top of page

Vincent Van Gogh  Netherlands 1853-1890

There is so much to be learned from studying the work of Vincent Van Gogh, so he was the artist we chose to revisit for our final project of the year. It was amazing to see the difference in the paintings from last year and the great pieces done this year.

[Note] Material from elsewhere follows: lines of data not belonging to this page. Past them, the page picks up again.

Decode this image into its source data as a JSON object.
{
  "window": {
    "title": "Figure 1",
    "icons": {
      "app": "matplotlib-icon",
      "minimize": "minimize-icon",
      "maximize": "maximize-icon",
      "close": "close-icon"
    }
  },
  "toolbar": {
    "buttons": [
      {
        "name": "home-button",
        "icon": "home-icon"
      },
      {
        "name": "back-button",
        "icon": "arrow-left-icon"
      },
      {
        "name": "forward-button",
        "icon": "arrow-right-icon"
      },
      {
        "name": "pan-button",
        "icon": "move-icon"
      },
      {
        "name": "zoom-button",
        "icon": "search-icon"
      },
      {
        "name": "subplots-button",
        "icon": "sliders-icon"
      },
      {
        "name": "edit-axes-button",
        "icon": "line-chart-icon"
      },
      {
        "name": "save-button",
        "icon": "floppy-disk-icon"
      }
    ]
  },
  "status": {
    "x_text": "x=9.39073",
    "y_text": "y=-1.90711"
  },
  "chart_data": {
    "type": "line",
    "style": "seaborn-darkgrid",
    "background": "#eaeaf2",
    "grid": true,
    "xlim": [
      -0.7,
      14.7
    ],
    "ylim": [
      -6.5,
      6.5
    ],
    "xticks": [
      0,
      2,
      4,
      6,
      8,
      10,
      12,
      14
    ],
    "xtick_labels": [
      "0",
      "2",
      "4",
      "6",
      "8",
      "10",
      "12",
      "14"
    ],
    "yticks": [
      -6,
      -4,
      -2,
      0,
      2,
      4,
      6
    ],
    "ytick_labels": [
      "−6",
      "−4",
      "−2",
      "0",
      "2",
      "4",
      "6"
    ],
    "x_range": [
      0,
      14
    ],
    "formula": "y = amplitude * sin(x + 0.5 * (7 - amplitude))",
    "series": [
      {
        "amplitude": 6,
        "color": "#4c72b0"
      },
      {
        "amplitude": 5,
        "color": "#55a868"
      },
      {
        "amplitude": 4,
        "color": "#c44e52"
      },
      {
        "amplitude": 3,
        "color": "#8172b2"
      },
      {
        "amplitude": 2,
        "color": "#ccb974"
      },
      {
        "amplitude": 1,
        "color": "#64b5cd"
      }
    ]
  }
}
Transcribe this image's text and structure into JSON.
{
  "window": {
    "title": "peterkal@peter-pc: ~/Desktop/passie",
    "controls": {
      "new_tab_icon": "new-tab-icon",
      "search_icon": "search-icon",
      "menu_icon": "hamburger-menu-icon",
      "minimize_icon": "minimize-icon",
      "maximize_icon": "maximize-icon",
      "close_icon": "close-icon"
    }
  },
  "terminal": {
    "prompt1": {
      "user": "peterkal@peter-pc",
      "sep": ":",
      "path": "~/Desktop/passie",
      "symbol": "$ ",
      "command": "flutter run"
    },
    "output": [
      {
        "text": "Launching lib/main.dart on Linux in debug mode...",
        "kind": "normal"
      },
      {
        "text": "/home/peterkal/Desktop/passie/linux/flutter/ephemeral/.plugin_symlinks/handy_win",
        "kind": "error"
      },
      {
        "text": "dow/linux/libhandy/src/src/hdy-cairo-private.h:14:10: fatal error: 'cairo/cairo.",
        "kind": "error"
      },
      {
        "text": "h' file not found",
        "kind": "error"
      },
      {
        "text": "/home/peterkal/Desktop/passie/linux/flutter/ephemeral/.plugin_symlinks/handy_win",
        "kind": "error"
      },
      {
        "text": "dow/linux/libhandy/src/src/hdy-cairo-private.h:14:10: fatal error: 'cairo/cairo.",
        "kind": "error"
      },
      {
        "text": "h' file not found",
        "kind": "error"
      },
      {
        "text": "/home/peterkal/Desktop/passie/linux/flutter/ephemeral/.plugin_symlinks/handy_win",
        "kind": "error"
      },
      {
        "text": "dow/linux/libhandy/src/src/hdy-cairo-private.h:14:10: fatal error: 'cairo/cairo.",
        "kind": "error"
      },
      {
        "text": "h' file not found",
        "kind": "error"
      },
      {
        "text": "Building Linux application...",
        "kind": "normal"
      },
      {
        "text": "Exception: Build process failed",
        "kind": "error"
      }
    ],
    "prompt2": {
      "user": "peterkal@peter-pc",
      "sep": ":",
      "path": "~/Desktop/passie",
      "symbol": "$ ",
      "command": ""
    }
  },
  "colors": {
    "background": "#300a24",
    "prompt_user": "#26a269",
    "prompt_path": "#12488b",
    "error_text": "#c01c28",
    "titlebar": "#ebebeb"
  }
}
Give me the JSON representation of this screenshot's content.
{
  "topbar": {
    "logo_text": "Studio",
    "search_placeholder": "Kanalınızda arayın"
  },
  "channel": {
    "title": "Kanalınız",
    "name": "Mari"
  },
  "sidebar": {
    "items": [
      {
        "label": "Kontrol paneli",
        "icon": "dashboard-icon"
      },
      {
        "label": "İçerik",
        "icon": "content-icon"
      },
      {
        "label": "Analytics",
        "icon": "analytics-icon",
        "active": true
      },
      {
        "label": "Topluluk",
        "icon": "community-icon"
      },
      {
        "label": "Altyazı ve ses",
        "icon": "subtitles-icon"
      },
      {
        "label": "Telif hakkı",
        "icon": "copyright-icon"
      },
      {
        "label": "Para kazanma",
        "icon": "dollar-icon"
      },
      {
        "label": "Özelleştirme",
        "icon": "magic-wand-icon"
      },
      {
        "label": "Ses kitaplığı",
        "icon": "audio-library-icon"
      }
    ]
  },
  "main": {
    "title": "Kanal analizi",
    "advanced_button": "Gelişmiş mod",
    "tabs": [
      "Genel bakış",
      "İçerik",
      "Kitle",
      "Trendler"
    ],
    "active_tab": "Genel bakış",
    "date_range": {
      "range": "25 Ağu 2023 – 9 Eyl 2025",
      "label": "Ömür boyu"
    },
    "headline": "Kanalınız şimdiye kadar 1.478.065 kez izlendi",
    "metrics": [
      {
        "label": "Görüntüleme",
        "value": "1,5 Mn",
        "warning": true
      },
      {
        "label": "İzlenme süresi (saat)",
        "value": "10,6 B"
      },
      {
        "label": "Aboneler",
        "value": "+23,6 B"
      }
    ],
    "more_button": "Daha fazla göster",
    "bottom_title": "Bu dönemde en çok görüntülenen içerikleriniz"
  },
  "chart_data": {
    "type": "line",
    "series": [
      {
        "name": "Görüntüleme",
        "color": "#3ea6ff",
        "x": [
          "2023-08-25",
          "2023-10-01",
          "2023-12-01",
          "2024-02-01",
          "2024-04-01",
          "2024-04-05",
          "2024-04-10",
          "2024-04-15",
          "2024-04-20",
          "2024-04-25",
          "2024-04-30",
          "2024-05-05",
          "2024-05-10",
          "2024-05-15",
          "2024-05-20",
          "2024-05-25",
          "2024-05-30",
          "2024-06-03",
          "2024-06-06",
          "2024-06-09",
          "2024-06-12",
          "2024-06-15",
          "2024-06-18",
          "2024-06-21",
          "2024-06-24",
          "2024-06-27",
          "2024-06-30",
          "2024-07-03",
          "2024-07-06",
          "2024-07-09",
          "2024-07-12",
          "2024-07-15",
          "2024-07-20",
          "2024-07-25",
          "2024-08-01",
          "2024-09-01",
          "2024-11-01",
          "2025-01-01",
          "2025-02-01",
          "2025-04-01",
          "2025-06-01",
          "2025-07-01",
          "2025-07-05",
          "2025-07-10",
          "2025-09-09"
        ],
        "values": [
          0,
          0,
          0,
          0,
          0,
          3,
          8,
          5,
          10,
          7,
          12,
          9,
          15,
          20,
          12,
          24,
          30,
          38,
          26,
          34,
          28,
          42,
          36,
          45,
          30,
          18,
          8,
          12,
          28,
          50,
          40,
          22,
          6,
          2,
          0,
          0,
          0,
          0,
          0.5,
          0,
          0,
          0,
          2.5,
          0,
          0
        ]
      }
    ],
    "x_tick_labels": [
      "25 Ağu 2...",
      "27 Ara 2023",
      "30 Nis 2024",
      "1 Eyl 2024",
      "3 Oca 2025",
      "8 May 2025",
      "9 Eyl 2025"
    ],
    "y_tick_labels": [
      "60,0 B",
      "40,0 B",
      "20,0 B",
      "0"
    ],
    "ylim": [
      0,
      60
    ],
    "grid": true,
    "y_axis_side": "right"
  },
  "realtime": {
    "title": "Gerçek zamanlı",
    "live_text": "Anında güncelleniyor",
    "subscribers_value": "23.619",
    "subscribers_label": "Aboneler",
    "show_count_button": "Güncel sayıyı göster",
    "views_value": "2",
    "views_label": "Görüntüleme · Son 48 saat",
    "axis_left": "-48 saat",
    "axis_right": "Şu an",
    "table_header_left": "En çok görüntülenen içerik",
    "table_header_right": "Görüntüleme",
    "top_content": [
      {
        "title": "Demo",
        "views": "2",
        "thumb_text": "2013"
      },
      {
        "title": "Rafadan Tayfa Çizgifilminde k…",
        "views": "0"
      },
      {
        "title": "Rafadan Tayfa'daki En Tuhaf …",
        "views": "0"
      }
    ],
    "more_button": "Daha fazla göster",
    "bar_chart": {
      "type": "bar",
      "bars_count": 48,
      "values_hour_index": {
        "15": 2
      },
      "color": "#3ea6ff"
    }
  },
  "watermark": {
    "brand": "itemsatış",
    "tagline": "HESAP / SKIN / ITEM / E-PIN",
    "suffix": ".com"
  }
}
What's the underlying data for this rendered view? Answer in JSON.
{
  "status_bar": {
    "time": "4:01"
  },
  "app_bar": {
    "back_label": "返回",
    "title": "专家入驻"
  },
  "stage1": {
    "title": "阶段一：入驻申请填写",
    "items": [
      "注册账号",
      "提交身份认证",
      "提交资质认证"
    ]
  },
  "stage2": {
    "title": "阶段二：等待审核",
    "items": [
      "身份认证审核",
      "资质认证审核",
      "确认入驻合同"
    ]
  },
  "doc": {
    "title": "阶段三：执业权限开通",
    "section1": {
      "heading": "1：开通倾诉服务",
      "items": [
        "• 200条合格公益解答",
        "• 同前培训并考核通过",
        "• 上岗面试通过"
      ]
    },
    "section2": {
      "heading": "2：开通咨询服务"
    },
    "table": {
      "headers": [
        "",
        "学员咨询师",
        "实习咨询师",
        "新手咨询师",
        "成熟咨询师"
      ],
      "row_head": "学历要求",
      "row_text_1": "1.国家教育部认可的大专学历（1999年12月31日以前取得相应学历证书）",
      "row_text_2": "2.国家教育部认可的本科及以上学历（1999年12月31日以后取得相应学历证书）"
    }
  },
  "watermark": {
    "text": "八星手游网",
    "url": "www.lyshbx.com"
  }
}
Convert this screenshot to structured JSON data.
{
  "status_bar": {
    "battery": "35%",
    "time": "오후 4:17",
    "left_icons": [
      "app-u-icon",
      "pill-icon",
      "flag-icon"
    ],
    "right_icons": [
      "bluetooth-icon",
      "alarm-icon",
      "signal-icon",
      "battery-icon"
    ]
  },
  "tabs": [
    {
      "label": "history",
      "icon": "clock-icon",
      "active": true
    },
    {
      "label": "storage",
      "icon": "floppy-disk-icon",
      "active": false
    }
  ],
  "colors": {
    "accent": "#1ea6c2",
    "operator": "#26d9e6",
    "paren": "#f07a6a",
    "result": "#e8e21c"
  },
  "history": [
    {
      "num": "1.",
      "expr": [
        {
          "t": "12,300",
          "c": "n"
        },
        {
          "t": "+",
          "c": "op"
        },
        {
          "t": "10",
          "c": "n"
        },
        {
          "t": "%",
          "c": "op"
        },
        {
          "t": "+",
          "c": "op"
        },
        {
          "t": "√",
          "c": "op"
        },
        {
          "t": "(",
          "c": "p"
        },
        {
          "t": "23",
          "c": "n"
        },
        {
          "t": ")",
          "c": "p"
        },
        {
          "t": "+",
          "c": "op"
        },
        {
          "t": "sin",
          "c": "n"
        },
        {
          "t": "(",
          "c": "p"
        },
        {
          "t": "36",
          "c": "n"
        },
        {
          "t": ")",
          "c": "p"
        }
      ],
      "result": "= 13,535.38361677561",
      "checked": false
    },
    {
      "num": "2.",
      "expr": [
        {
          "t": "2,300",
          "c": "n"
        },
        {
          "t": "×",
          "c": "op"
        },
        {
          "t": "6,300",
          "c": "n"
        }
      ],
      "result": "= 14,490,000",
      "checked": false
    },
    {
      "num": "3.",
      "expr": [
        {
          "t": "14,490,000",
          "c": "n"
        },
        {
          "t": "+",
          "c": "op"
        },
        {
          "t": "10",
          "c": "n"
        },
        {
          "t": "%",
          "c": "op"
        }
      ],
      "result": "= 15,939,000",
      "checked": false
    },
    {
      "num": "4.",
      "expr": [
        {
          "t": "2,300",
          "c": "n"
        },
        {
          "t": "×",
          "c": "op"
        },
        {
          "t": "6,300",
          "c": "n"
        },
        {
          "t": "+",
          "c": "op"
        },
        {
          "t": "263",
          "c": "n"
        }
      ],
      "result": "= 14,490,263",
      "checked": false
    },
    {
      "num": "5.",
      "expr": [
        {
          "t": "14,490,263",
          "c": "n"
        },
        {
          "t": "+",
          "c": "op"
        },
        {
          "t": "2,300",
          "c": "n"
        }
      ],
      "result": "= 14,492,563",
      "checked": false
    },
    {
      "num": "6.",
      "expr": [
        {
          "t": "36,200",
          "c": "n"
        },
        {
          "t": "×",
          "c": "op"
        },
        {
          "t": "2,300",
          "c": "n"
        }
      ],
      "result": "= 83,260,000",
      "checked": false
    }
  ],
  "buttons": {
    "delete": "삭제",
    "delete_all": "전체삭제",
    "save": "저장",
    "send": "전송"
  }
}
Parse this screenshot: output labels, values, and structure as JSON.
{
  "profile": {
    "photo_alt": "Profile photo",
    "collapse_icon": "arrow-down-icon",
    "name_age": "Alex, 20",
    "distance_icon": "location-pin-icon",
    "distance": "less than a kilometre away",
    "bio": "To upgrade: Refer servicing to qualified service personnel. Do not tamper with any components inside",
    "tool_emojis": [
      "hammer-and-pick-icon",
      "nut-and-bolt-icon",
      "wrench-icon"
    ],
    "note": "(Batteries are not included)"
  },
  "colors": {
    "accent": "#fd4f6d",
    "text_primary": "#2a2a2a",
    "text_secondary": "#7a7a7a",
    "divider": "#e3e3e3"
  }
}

Vincent Van Gogh was a Dutch post-impressionist painter who is among the most famous and influential figures in the history of Western art. He was the oldest surviving child of Theodorus van Gogh, a minister of the Dutch Reformed Church, and Anna Cornelia Carbentus,from a prosperous family in The Hague. Van Gogh drew as a child and was serious, quiet, and thoughtful. Most people are familiar with the myths surrounding Van Gogh, but the person behind the myths has rarely been acknowledged. He was a very sensitive, gifted and highly intelligent person. Vincent left school at 15 and to begin a trade, and by then he was very well read and spoke 4-5 languages. He had a near photographic memory for details that comes across in all of his drawings and paintings. As a young man he worked as an art dealer, often travelling, but became depressed after he was transferred to London. He turned to religion and spent time as a Protestant missionary in southern Belgium. He suffered from epilepsy and the ill effects of medication to prevent seizures . His ill health prompted him to take up painting in 1881, after moving back home with his parents. His brother, Theo, supported him financially, and the two kept a long correspondence by letter. Most of his letters exist today and provide a written account of his thoughts and life. He was greatly influenced by the landscapes and people of his native Netherlands and influenced by living in London .In 1886, he moved to Paris, where he met members of the avant-garde, including Émile Bernard and Paul Gauguin, before settling in the South of France. In each location, he visited galleries and museums and studied the artists and styles which culminated in his distinctive brush strokes and colors. Japanese printmaking became one of Van Gogh's main sources of inspiration and he was an enthusiastic collector of over 600 prints.He considered Japanese prints a model of pure artistic expression, uncorrupted by the West. He hung them on the walls of his rooms and they are often pictured in the background of his portraits. They taught him a new way of looking at the world.

He was very prolific and recorded everything around him in letters, journals, drawings, and paintings. In just over a decade, he created about 2,100 artworks, including around 860 oil paintings, most of which date from the last two years of his life. They include landscapes, still lifes, portraits and self-portraits, and are characterised by bold colours and dramatic, impulsive and expressive brushwork that contributed to the foundations of modern art. He is often viewed as a tragic figure, preferring to concentrate on his ill health and frailties, but the real tragedy was his never knowing the future value and acceptance of his work. His brother Theo, who was an art dealer and his wife Joanna, are credited as keeping his memory alive. In his lifetime he only sold one painting and much of his work went missing or was destroyed. Even his mother reportedly threw out crates of paintings because they were unusual for the time and deemed to have little value. Today his surviving works remain some of the most valued in art history.



ALA STUDENTS K-3rd - Inspired by Van Gogh's Sunflowers

Vincent van Gogh - Atelier des Lumières Paris, France

Amazing interactive Van Gogh exhibition . This experience takes his art to another level.

 Week One: Cave Paintings

It has been an eventful week in our Art Literacy class. We have been all around the world.  I would like to thank all of my wonderful students for their great efforts. We began with the story of the discovery of the discovery of cave paintings in Lascaux,  France  and also looked at images from  Spain , where the oldest known cave paintings have been found,  in the cave called El Castillo. The prehistoric dots and crimson hand stencils are now the world's oldest known cave art that dates more than 40,800 years old.

© Serene Greene- Art Literacy Academy
bottom of page